DSG: What factors do you look for as a buyer, and how can you prepare as a seller?
Grover: It’s like selling your house. If you have a leaky basement, it doesn’t matter how great the rest of your house is. You’ve got to know the basics. Do you have a system that works? What’s your digital strategy? Do you have a strategic plan? What about your management team? Are they all over 70? How am I going to come up with a story for buyers about why your company would be a good investment for them if it wasn’t a good investment for you?
So, why would someone want to buy your company? Ask what’s your value proposition and is it distinctive? What do your customers value about your company, and can you demonstrate that with information?
We’ll look at a three-year trend on each of your sales territories and their customers and look at sales, profit margin and other things that drive profitability. Buyers today are smarter than ever, and when you sell to a private equity company, they’re going to do a market study and do a quality of earnings analysis on your business.

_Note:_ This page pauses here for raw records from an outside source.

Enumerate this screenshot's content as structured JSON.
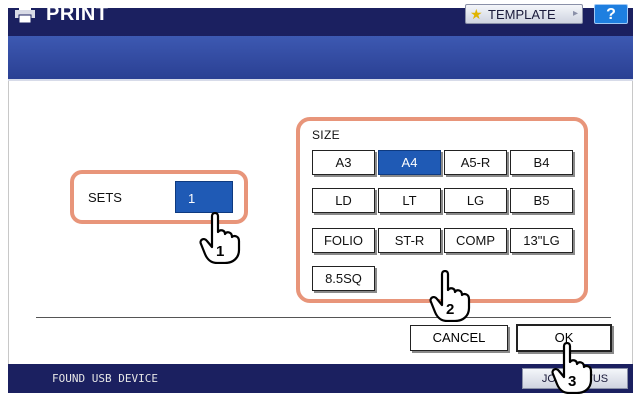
{
  "header": {
    "title": "PRINT",
    "template_label": "TEMPLATE",
    "help_label": "?"
  },
  "sets": {
    "label": "SETS",
    "value": "1"
  },
  "size": {
    "label": "SIZE",
    "selected": "A4",
    "options": [
      "A3",
      "A4",
      "A5-R",
      "B4",
      "LD",
      "LT",
      "LG",
      "B5",
      "FOLIO",
      "ST-R",
      "COMP",
      "13\"LG",
      "8.5SQ"
    ]
  },
  "actions": {
    "cancel_label": "CANCEL",
    "ok_label": "OK"
  },
  "status": {
    "message": "FOUND USB DEVICE",
    "job_status_label": "JOB STATUS"
  },
  "steps": [
    "1",
    "2",
    "3"
  ],
  "colors": {
    "header_bg": "#1b2060",
    "band_bg": "#2f4aa3",
    "selected_bg": "#1f5ab5",
    "callout": "#e8957a",
    "help_bg": "#1e7fe0"
  }
}
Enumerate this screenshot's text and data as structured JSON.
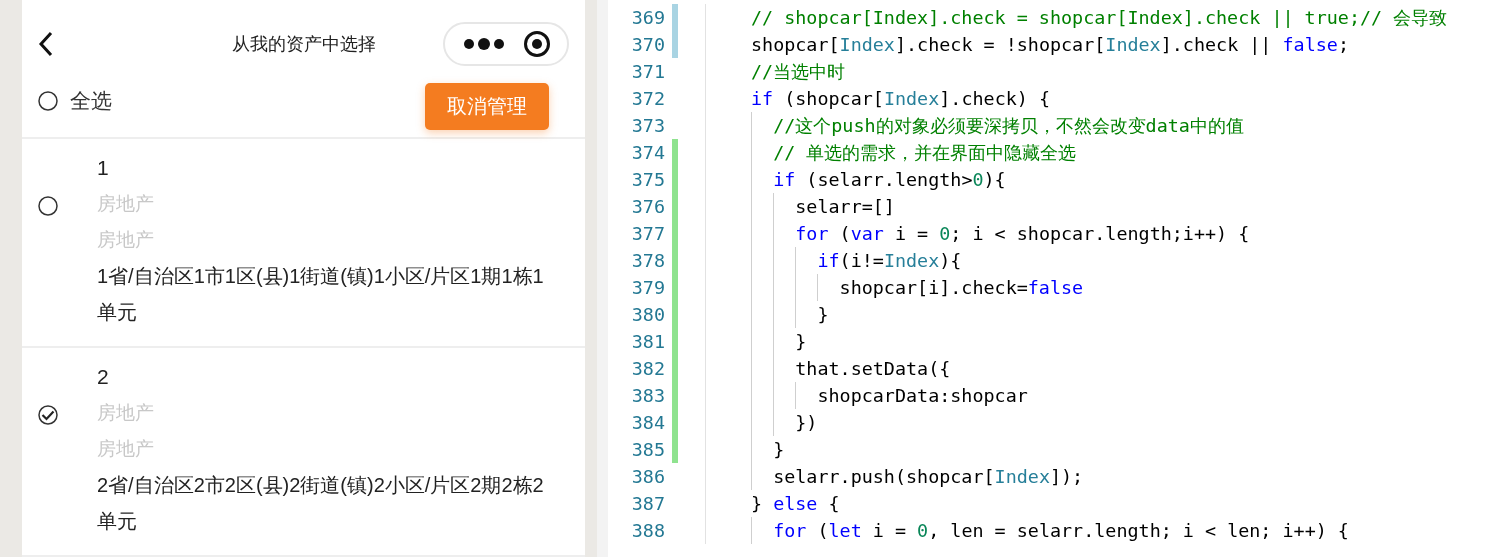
{
  "nav": {
    "title": "从我的资产中选择"
  },
  "select_all": {
    "label": "全选",
    "checked": false
  },
  "manage_button": "取消管理",
  "assets": [
    {
      "number": "1",
      "category": "房地产",
      "type": "房地产",
      "address": "1省/自治区1市1区(县)1街道(镇)1小区/片区1期1栋1单元",
      "selected": false
    },
    {
      "number": "2",
      "category": "房地产",
      "type": "房地产",
      "address": "2省/自治区2市2区(县)2街道(镇)2小区/片区2期2栋2单元",
      "selected": true
    }
  ],
  "editor": {
    "lines": [
      {
        "number": "369",
        "color": "#a9d4e3",
        "tokens": [
          {
            "kind": "comment",
            "text": "// shopcar[Index].check = shopcar[Index].check || true;// 会导致"
          }
        ]
      },
      {
        "number": "370",
        "color": "#a9d4e3",
        "tokens": [
          {
            "kind": "plain",
            "text": "shopcar["
          },
          {
            "kind": "type",
            "text": "Index"
          },
          {
            "kind": "plain",
            "text": "].check = !shopcar["
          },
          {
            "kind": "type",
            "text": "Index"
          },
          {
            "kind": "plain",
            "text": "].check || "
          },
          {
            "kind": "keyword",
            "text": "false"
          },
          {
            "kind": "plain",
            "text": ";"
          }
        ]
      },
      {
        "number": "371",
        "tokens": [
          {
            "kind": "comment",
            "text": "//当选中时"
          }
        ]
      },
      {
        "number": "372",
        "tokens": [
          {
            "kind": "keyword",
            "text": "if"
          },
          {
            "kind": "plain",
            "text": " (shopcar["
          },
          {
            "kind": "type",
            "text": "Index"
          },
          {
            "kind": "plain",
            "text": "].check) {"
          }
        ]
      },
      {
        "number": "373",
        "tokens": [
          {
            "kind": "comment",
            "text": "  //这个push的对象必须要深拷贝，不然会改变data中的值"
          }
        ]
      },
      {
        "number": "374",
        "color": "#8fe38f",
        "tokens": [
          {
            "kind": "comment",
            "text": "  // 单选的需求，并在界面中隐藏全选"
          }
        ]
      },
      {
        "number": "375",
        "color": "#8fe38f",
        "tokens": [
          {
            "kind": "keyword",
            "text": "  if"
          },
          {
            "kind": "plain",
            "text": " (selarr.length>"
          },
          {
            "kind": "number",
            "text": "0"
          },
          {
            "kind": "plain",
            "text": "){"
          }
        ]
      },
      {
        "number": "376",
        "color": "#8fe38f",
        "tokens": [
          {
            "kind": "plain",
            "text": "    selarr=[]"
          }
        ]
      },
      {
        "number": "377",
        "color": "#8fe38f",
        "tokens": [
          {
            "kind": "keyword",
            "text": "    for"
          },
          {
            "kind": "plain",
            "text": " ("
          },
          {
            "kind": "keyword",
            "text": "var"
          },
          {
            "kind": "plain",
            "text": " i = "
          },
          {
            "kind": "number",
            "text": "0"
          },
          {
            "kind": "plain",
            "text": "; i < shopcar.length;i++) {"
          }
        ]
      },
      {
        "number": "378",
        "color": "#8fe38f",
        "tokens": [
          {
            "kind": "keyword",
            "text": "      if"
          },
          {
            "kind": "plain",
            "text": "(i!="
          },
          {
            "kind": "type",
            "text": "Index"
          },
          {
            "kind": "plain",
            "text": "){"
          }
        ]
      },
      {
        "number": "379",
        "color": "#8fe38f",
        "tokens": [
          {
            "kind": "plain",
            "text": "        shopcar[i].check="
          },
          {
            "kind": "keyword",
            "text": "false"
          }
        ]
      },
      {
        "number": "380",
        "color": "#8fe38f",
        "tokens": [
          {
            "kind": "plain",
            "text": "      }"
          }
        ]
      },
      {
        "number": "381",
        "color": "#8fe38f",
        "tokens": [
          {
            "kind": "plain",
            "text": "    }"
          }
        ]
      },
      {
        "number": "382",
        "color": "#8fe38f",
        "tokens": [
          {
            "kind": "plain",
            "text": "    that.setData({"
          }
        ]
      },
      {
        "number": "383",
        "color": "#8fe38f",
        "tokens": [
          {
            "kind": "plain",
            "text": "      shopcarData:shopcar"
          }
        ]
      },
      {
        "number": "384",
        "color": "#8fe38f",
        "tokens": [
          {
            "kind": "plain",
            "text": "    })"
          }
        ]
      },
      {
        "number": "385",
        "color": "#8fe38f",
        "tokens": [
          {
            "kind": "plain",
            "text": "  }"
          }
        ]
      },
      {
        "number": "386",
        "tokens": [
          {
            "kind": "plain",
            "text": "  selarr.push(shopcar["
          },
          {
            "kind": "type",
            "text": "Index"
          },
          {
            "kind": "plain",
            "text": "]);"
          }
        ]
      },
      {
        "number": "387",
        "tokens": [
          {
            "kind": "plain",
            "text": "} "
          },
          {
            "kind": "keyword",
            "text": "else"
          },
          {
            "kind": "plain",
            "text": " {"
          }
        ]
      },
      {
        "number": "388",
        "tokens": [
          {
            "kind": "keyword",
            "text": "  for"
          },
          {
            "kind": "plain",
            "text": " ("
          },
          {
            "kind": "keyword",
            "text": "let"
          },
          {
            "kind": "plain",
            "text": " i = "
          },
          {
            "kind": "number",
            "text": "0"
          },
          {
            "kind": "plain",
            "text": ", len = selarr.length; i < len; i++) {"
          }
        ]
      }
    ]
  }
}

What people want is EBITDA, which is a proxy for cash flow. They want EBITDA and growth. If the adjusted EBITDA of the company isn’t at least $2 million, most financial or strategic buyers won’t even look at it. If doing a deal is significant, and you’re not getting a lot of upside from it, you’re not moving the needle very much. The point is that I could be using my people and my time to make other deals that would be more meaningful to my company.

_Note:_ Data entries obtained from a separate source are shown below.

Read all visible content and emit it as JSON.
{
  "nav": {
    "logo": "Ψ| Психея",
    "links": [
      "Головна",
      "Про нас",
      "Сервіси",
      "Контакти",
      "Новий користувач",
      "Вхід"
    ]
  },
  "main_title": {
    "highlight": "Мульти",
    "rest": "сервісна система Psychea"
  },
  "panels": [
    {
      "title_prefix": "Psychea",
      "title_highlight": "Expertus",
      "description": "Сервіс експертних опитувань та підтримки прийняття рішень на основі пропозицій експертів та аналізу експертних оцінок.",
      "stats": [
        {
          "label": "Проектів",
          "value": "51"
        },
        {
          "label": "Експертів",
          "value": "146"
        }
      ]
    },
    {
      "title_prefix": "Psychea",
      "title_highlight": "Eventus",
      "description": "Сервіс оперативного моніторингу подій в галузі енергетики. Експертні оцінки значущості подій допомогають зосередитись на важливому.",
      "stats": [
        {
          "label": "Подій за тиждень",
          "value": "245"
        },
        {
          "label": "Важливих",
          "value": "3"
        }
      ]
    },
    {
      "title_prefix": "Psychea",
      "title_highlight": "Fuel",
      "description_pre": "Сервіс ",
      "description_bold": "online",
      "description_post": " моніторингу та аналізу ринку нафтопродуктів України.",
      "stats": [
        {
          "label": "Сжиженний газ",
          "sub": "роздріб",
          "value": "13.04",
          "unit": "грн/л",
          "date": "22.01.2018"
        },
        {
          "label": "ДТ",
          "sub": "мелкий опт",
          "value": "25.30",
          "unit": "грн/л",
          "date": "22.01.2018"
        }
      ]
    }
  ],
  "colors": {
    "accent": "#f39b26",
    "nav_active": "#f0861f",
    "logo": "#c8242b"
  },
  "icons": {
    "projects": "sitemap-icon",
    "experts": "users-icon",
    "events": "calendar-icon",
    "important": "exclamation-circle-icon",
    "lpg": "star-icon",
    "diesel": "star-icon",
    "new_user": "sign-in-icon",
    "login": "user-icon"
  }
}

DSG: Where does a sell-side banker bring value to the process? Do buyers appreciate their participation?
Grover: Before I blow the horn of advisors like me, I would say that you need to have an attorney who’s accustomed to doing transaction work of a similar size and scope. There are a lot of attorneys out there who do deals, but that’s not what they do every day. So I think you ought to find a firm who can help you out or another lawyer at the firm you’re already using.
The accountant is also very important. The lawyer keeps you out of trouble as far as risk, but the accountant helps you get as many after-tax proceeds as you can. So you need a skilled accountant who’s really a financial advisor.
So then, what role does the sell-side advisor take? You need someone who can help you find the best buyer. When you have someone who has expressed an interest in your business, we need to vet them. Sometimes the buyer you already know is the best but may not pay as much as somebody else. A good advisor can help you find the best possible situation.
Watch our interview with Grover: